Warfare serves up a full English metal-punk breakfast filled with raw energy and attitude on a new compilation which features plenty of deep cuts.
The band Warfare, from Tyneside in northern England, was formed by drummer and vocalist Evo in 1984. The band’s 1984 debut album, “Pure Filth”, was produced by Algy Ward (Tank, The Damned) and featured a terrific jam with Venom on the track “Rose Petals Falls from Her Face” (it’s a mayhem of a song!). The follow-up album, 1985’s “Metal Anarchy”, was produced by Lemmy of Motörhead and Motörhead’s guitarist Würzel also played some guitar on it. Their next album “Mayhem, Fuckin’ Mayhem” was produced by Venom vocalist and bassist Cronos. They released a few more albums before Evo retired from the music business in 1992 following some wild years filled with infamous incidents on and off stage. In recent years, Evo has reformed Warfare and written a handful of new songs. Guests featured on “The Song Book of Filth” include Tom Angelripper from Sodom, Lips from Anvil, Venom legends Cronos and Mantas, Fred Purser from Tygers of Pang Tang and many more. On the track “Misanthropy”, Evo is joined by guitarist “Fast” Eddie Clarke (Motörhead, Fastway) and bassist Pete Way (UFO, Fastway, Waysted, Ozzy Osbourne), who both passed away not long after recording the track. Warfare’s “The Song Book of Filth” is a triple-CD release, packed full of new songs, demos, radio sessions, rare rehearsals and live recordings from back in the day. All of it is Evo, most of it is Warfare and there are also some appearances by his former bands Angelic Upstarts, The Blood and Major Accident. Evo’s gloriously filthy music is matched by equally dirty and in-your-face lyrics. The anthem-like “Death by a Thousand Cuts” is one of my favourite tracks on this release and the uncompromising “Murder on Melrose” is another track that puts a big smile on my face. Musically, this three-CD compilation (also available as an LP featuring 12 of the songs from the compilation) ranges from dirty Motörhead-style hard rock, via NWOBHM and thrash metal to punk rock. On a track such as “Death Charge”, we get good-old thrash metal while a live recording of “Two Million Voices” (performed by Angelic Upstarts) is proper punk rock. No matter the musical style, Evo pulls it off with raw energy and a determination to entertain and be heard. The careers of Evo and Warfare can best be described as a car crash, but among all the rubble, there’s glorious yet filthy and uncensored music. There is raw energy and talent. Proper British steel, I’d say. This compilation is a terrific document of the messy, intriguing and wonderful history of a Tyneside rocker who didn’t give a fuck and created fabulous music on his own terms. I don’t know what the future holds for Evo, but this release is a fab summary of Evo, Warfare and their wacky world so far.

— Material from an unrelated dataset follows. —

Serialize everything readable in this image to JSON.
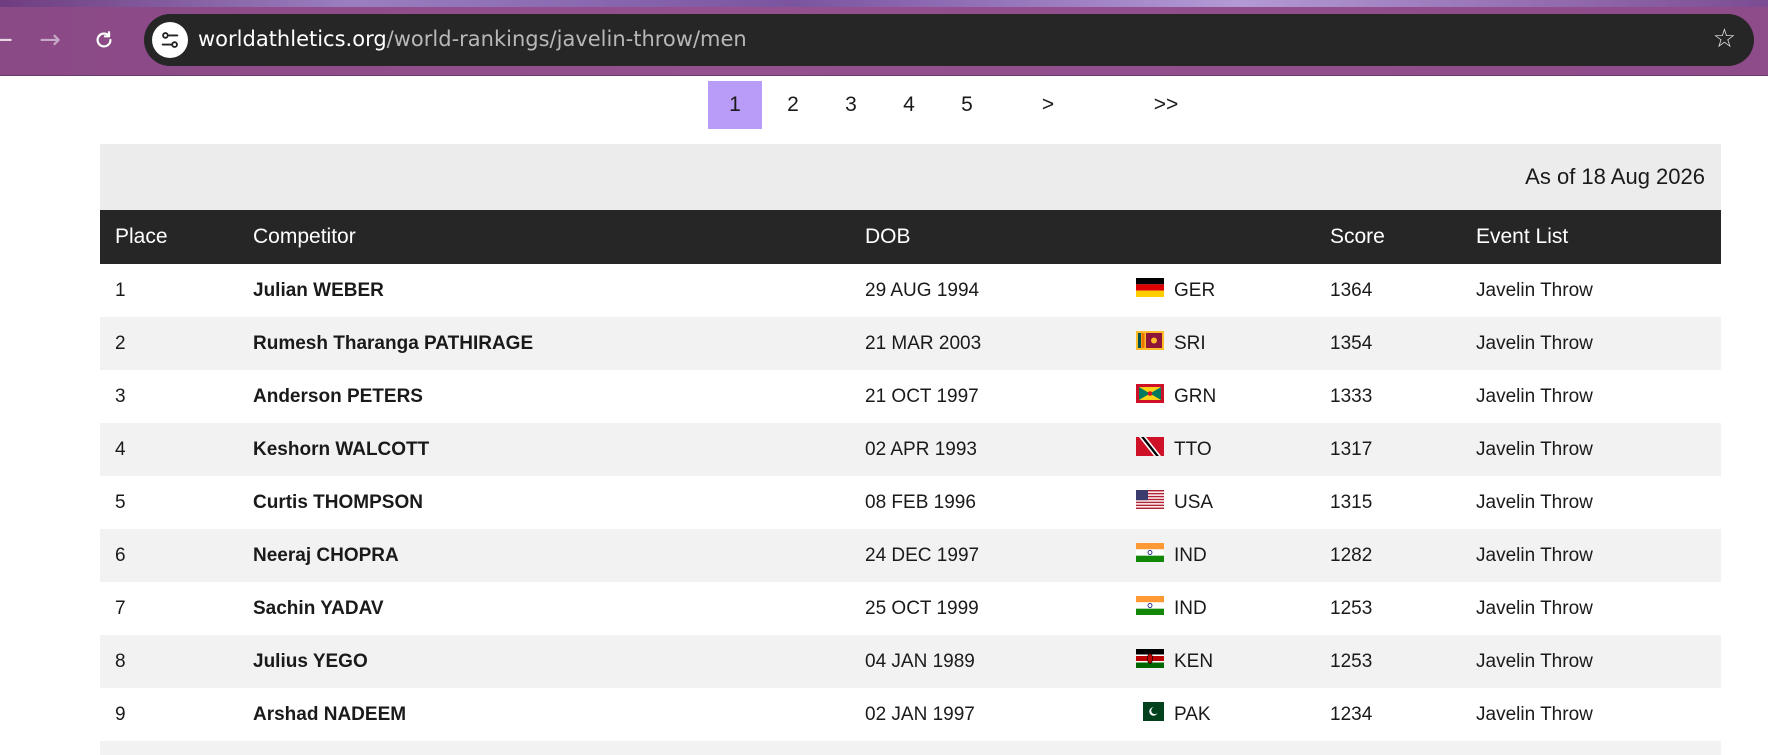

The Warfare compilation “Songbook of Filth” is out now via HNE Recordings/Cherry Red Records.